Start of Material for the task
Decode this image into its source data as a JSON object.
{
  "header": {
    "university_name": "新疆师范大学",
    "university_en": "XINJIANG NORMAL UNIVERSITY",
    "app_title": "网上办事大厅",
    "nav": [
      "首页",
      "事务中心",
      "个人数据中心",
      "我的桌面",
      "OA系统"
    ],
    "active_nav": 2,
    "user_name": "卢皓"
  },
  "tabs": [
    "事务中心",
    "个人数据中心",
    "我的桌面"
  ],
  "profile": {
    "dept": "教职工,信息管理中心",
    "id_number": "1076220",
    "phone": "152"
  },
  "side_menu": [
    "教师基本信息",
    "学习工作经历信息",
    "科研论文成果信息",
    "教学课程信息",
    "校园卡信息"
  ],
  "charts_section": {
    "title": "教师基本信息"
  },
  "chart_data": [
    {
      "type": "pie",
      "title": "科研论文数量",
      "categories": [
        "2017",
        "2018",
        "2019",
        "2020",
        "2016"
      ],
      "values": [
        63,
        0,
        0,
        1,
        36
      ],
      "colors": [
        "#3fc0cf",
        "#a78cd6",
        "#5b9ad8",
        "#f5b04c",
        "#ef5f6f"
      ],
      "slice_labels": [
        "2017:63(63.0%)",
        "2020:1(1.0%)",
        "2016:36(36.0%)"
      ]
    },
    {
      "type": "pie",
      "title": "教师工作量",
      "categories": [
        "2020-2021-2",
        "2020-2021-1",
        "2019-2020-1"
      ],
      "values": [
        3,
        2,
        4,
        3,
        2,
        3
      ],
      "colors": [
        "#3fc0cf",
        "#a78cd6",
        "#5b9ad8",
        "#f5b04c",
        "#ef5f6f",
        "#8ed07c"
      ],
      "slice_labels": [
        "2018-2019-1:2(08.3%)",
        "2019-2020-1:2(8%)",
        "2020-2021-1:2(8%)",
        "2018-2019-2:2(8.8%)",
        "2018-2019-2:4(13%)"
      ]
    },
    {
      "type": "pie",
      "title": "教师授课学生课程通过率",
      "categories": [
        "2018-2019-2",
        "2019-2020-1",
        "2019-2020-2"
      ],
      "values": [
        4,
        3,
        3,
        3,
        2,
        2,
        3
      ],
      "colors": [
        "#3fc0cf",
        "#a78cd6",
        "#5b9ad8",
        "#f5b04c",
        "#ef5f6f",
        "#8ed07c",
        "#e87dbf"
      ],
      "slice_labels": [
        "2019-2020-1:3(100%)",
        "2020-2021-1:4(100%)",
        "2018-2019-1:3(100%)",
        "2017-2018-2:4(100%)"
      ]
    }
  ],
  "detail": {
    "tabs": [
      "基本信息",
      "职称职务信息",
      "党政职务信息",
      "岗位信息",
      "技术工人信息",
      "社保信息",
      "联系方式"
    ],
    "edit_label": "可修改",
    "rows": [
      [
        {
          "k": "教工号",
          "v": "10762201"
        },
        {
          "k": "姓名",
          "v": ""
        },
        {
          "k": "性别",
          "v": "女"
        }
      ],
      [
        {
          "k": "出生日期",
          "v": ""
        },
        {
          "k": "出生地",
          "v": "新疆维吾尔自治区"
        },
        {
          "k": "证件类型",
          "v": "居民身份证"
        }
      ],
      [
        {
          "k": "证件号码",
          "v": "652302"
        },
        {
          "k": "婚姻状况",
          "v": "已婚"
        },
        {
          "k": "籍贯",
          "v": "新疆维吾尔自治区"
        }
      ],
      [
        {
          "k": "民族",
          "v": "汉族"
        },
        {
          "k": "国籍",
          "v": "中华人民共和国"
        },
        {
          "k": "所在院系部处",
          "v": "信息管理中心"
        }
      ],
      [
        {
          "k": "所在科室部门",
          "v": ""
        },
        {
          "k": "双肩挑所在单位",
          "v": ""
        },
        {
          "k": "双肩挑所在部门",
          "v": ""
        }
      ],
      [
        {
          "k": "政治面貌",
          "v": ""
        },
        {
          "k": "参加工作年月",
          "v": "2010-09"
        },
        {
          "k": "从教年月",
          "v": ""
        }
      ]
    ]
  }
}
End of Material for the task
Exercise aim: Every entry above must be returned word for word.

Written reply:
Decode this image into its source data as a JSON object.
{
  "header": {
    "university_name": "新疆师范大学",
    "university_en": "XINJIANG NORMAL UNIVERSITY",
    "app_title": "网上办事大厅",
    "nav": [
      "首页",
      "事务中心",
      "个人数据中心",
      "我的桌面",
      "OA系统"
    ],
    "active_nav": 2,
    "user_name": "卢皓"
  },
  "tabs": [
    "事务中心",
    "个人数据中心",
    "我的桌面"
  ],
  "profile": {
    "dept": "教职工,信息管理中心",
    "id_number": "1076220",
    "phone": "152"
  },
  "side_menu": [
    "教师基本信息",
    "学习工作经历信息",
    "科研论文成果信息",
    "教学课程信息",
    "校园卡信息"
  ],
  "charts_section": {
    "title": "教师基本信息"
  },
  "chart_data": [
    {
      "type": "pie",
      "title": "科研论文数量",
      "categories": [
        "2017",
        "2018",
        "2019",
        "2020",
        "2016"
      ],
      "values": [
        63,
        0,
        0,
        1,
        36
      ],
      "colors": [
        "#3fc0cf",
        "#a78cd6",
        "#5b9ad8",
        "#f5b04c",
        "#ef5f6f"
      ],
      "slice_labels": [
        "2017:63(63.0%)",
        "2020:1(1.0%)",
        "2016:36(36.0%)"
      ]
    },
    {
      "type": "pie",
      "title": "教师工作量",
      "categories": [
        "2020-2021-2",
        "2020-2021-1",
        "2019-2020-1"
      ],
      "values": [
        3,
        2,
        4,
        3,
        2,
        3
      ],
      "colors": [
        "#3fc0cf",
        "#a78cd6",
        "#5b9ad8",
        "#f5b04c",
        "#ef5f6f",
        "#8ed07c"
      ],
      "slice_labels": [
        "2018-2019-1:2(08.3%)",
        "2019-2020-1:2(8%)",
        "2020-2021-1:2(8%)",
        "2018-2019-2:2(8.8%)",
        "2018-2019-2:4(13%)"
      ]
    },
    {
      "type": "pie",
      "title": "教师授课学生课程通过率",
      "categories": [
        "2018-2019-2",
        "2019-2020-1",
        "2019-2020-2"
      ],
      "values": [
        4,
        3,
        3,
        3,
        2,
        2,
        3
      ],
      "colors": [
        "#3fc0cf",
        "#a78cd6",
        "#5b9ad8",
        "#f5b04c",
        "#ef5f6f",
        "#8ed07c",
        "#e87dbf"
      ],
      "slice_labels": [
        "2019-2020-1:3(100%)",
        "2020-2021-1:4(100%)",
        "2018-2019-1:3(100%)",
        "2017-2018-2:4(100%)"
      ]
    }
  ],
  "detail": {
    "tabs": [
      "基本信息",
      "职称职务信息",
      "党政职务信息",
      "岗位信息",
      "技术工人信息",
      "社保信息",
      "联系方式"
    ],
    "edit_label": "可修改",
    "rows": [
      [
        {
          "k": "教工号",
          "v": "10762201"
        },
        {
          "k": "姓名",
          "v": ""
        },
        {
          "k": "性别",
          "v": "女"
        }
      ],
      [
        {
          "k": "出生日期",
          "v": ""
        },
        {
          "k": "出生地",
          "v": "新疆维吾尔自治区"
        },
        {
          "k": "证件类型",
          "v": "居民身份证"
        }
      ],
      [
        {
          "k": "证件号码",
          "v": "652302"
        },
        {
          "k": "婚姻状况",
          "v": "已婚"
        },
        {
          "k": "籍贯",
          "v": "新疆维吾尔自治区"
        }
      ],
      [
        {
          "k": "民族",
          "v": "汉族"
        },
        {
          "k": "国籍",
          "v": "中华人民共和国"
        },
        {
          "k": "所在院系部处",
          "v": "信息管理中心"
        }
      ],
      [
        {
          "k": "所在科室部门",
          "v": ""
        },
        {
          "k": "双肩挑所在单位",
          "v": ""
        },
        {
          "k": "双肩挑所在部门",
          "v": ""
        }
      ],
      [
        {
          "k": "政治面貌",
          "v": ""
        },
        {
          "k": "参加工作年月",
          "v": "2010-09"
        },
        {
          "k": "从教年月",
          "v": ""
        }
      ]
    ]
  }
}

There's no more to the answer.